- Institut pratique
Welcome to the Time and Frequency Laboratory
The Time and Frequency Laboratory constitutes one of the nine key areas of research and innovation of the University of Neuchâtel. The Time-Frequency and Optical Metrology Centre explores and pushes the frontiers in time measurements, photonics, and metrology.
The LTF’s mission is to explore and push the frontiers in time and frequency research, optical metrology, and ultrafast science and technology.
LTF also contributes Switzerland to join in a near future the limited number of countries that actively participate to the definition of the international atomic time TAI with primary frequency standards, with the development of the unique atomic fountain clock FOCS-2 that operates with a continuous beam of cold cesium atoms.
LTF’s key competences to achieve its research objectives are:
- Ultrafast lasers development and analysis
- Various frequency combs systems
- State-of-the-art ion beam sputtering (IBS) machine for custom optics fabrication
- Cold atoms
- Noise/stability analysis for microwave/optical oscillators

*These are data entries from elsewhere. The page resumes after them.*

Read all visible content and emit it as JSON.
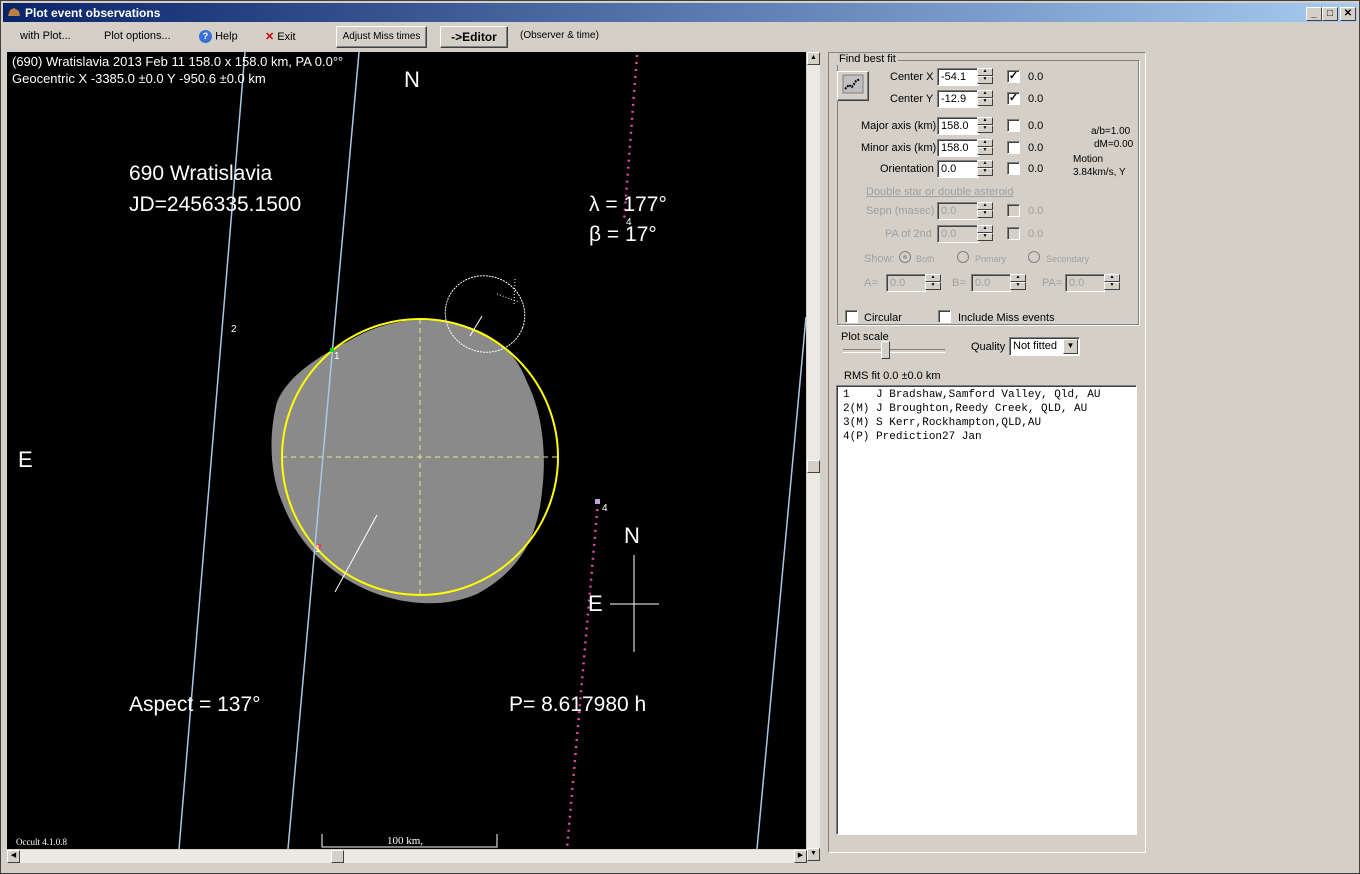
{
  "window": {
    "title": "Plot event observations",
    "controls": {
      "minimize": "_",
      "maximize": "□",
      "close": "✕"
    }
  },
  "menu": {
    "with_plot": "with Plot...",
    "plot_options": "Plot options...",
    "help": "Help",
    "exit": "Exit",
    "adjust_miss": "Adjust Miss times",
    "editor": "->Editor",
    "observer_time": "(Observer & time)"
  },
  "plot": {
    "header_line1": "(690) Wratislavia  2013 Feb 11   158.0 x 158.0 km, PA 0.0°°",
    "header_line2": "Geocentric X -3385.0 ±0.0  Y -950.6 ±0.0 km",
    "north_top": "N",
    "east_left": "E",
    "asteroid_name": "690 Wratislavia",
    "jd": "JD=2456335.1500",
    "lambda": "λ =  177°",
    "beta": "β =   17°",
    "aspect": "Aspect = 137°",
    "period": "P= 8.617980 h",
    "compass_n": "N",
    "compass_e": "E",
    "scale_label": "100 km,",
    "version": "Occult 4.1.0.8",
    "chord_labels": [
      "1",
      "1",
      "2",
      "4",
      "4",
      "3"
    ],
    "colors": {
      "fit_ellipse": "#ffff00",
      "chord": "#a6c8e6",
      "prediction": "#e04aa0",
      "shape": "#888888"
    }
  },
  "fit": {
    "group_title": "Find best fit",
    "center_x": {
      "label": "Center X",
      "value": "-54.1",
      "checked": true,
      "result": "0.0"
    },
    "center_y": {
      "label": "Center Y",
      "value": "-12.9",
      "checked": true,
      "result": "0.0"
    },
    "major_axis": {
      "label": "Major axis (km)",
      "value": "158.0",
      "checked": false,
      "result": "0.0"
    },
    "minor_axis": {
      "label": "Minor axis (km)",
      "value": "158.0",
      "checked": false,
      "result": "0.0"
    },
    "orientation": {
      "label": "Orientation",
      "value": "0.0",
      "checked": false,
      "result": "0.0"
    },
    "ab_ratio": "a/b=1.00",
    "dm": "dM=0.00",
    "motion_label": "Motion",
    "motion_value": "3.84km/s, Y",
    "double_title": "Double star  or  double asteroid",
    "sepn": {
      "label": "Sepn (masec)",
      "value": "0.0",
      "result": "0.0"
    },
    "pa2nd": {
      "label": "PA of 2nd",
      "value": "0.0",
      "result": "0.0"
    },
    "show_label": "Show:",
    "show_options": [
      "Both",
      "Primary",
      "Secondary"
    ],
    "show_selected": "Both",
    "a_label": "A=",
    "a_value": "0.0",
    "b_label": "B=",
    "b_value": "0.0",
    "pa_label": "PA=",
    "pa_value": "0.0"
  },
  "options": {
    "circular": "Circular",
    "include_miss": "Include Miss events",
    "plot_scale": "Plot scale",
    "quality_label": "Quality",
    "quality_value": "Not fitted",
    "rms": "RMS fit 0.0 ±0.0 km"
  },
  "observers": [
    {
      "id": "1   ",
      "name": "J Bradshaw,Samford Valley, Qld, AU"
    },
    {
      "id": "2(M)",
      "name": "J Broughton,Reedy Creek, QLD, AU"
    },
    {
      "id": "3(M)",
      "name": "S Kerr,Rockhampton,QLD,AU"
    },
    {
      "id": "4(P)",
      "name": "Prediction27 Jan"
    }
  ]
}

- Stabilisation of microwave/optical oscillators
- Vapour cells manufacturing and characterisation
- CPT and double resonance spectroscopy in alkali vapour cells
- Vapour cells atomic clocks
- Time & Frequency metrology
- State-of-the-art reference H-maser
Laboratoire Temps-Fréquence (LTF-Time and Frequency Laboratory) was founded on February 1st 2007 in the Institute of Microtechnology (IMT) at the University of Neuchâtel (UniNE) as a result of the transfer of the academic and applied research activities of the former Observatoire Cantonal de Neuchâtel (Observatory of Neuchatel), which had a longstanding expertize in accurate time and frequency measurements. The Laboratory was transferred to the Institute of Physics one year later.
Created in 1858, the Observatory has played a major role during the 20th century in assessing and rating the accuracy of mechanical timepiece movements for the Swiss watch industry based on astronomical observations. Until the late 1960s and the advent of the quartz watch movement, the Observatory issued a certification to the mechanical movements that passed a stringent series of tests.
After the introduction of the atomic coordinate time standard in 1967, the Observatory played a major and recognized role in the development of atomic clocks. Indeed, all atomic clocks that will equip the future European global navigation satellite system Galileo have been developed at the Observatory of Neuchatel.
The Time and Frequency Laboratory is continuing the pioneering activity initiated by its predecessor in the domain of atomic clocks and precision time and frequency metrology, in particular by studying improved compact atomic clocks for the second generation of the Galileo system, by developing a unique continuous cold caesium atom primary frequency standard as well as novel optical frequency comb technologies.
Last update: January 17, 2017
Broadcast by German radio Deutschlandfunk
Article series on time and frequency in the journal enDirect.
Press release of October 18, 2016.
TV clip by RTS1 in Couleurs d'été.